volcanic ashes

One of the most interesting treks in Iceland is the „Laugavegur“, a 4-6 day hike either starting in Landmannalaugar or in Skógar, a small town on the southern coast with one of the most famous waterfalls, the Skógafoss. We decided to hike northward starting in Skogar. The first day led across a small path between Myrdalsjökull and Eyjafjallajökull. After the eruption in March the trekking path has been changed and now leads across dark lava fields that are still hot inside.


In the higher parts of trek the landscape turns from grey rocks to black sand. After a while you realize that you are actually walking on snowfields covered by black ashes from the recent volcanoe eruption.


We weren‘t extremely lucky with the weather that day but a big part of the fog is also produced by steam from below.


Many people told us that we shouldn‘t put down our backpacks as they could catch fire very easily. I don‘t know if it’s more of a legend but the ground was hot in some parts.


A lava stream found its way down a valley.


On the first day we reached „Þórsmörk“, a mountain ridge facing Eyjafjallajökull. It’s name derives from the Norse god „Thor“.


The following days after Þórsmörk led across black sand deserts lined with green rock formations sticking out of the ground. Once again I was stunned by the landscape.


Several rivers have to be crossed on the hike which never was a problem except for the temperature.


In Alftavatn, about 1 day trip before Landmannalaugar, we had to turn around and take the bus back to the coast. On the day of our arrival severe snowstorms were raging on the last mountain pass and on the morning of our departure it still didn‘t look very promising. Another reason to turn around was our food calculation, we made a mistake and were running out of food.
The bus was fun though, an old offroad bus that is crossing rivers and rocky paths, rumbling on southwards.

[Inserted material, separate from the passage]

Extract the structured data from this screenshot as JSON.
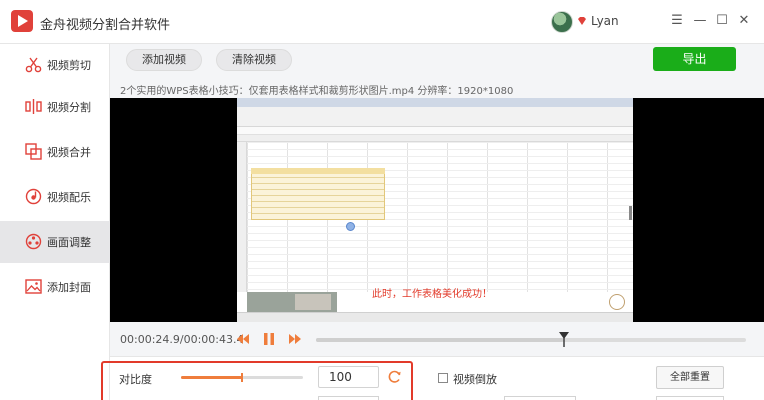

It was cloudy unfortunately but you can still see the volcano smoking white steam into the sky.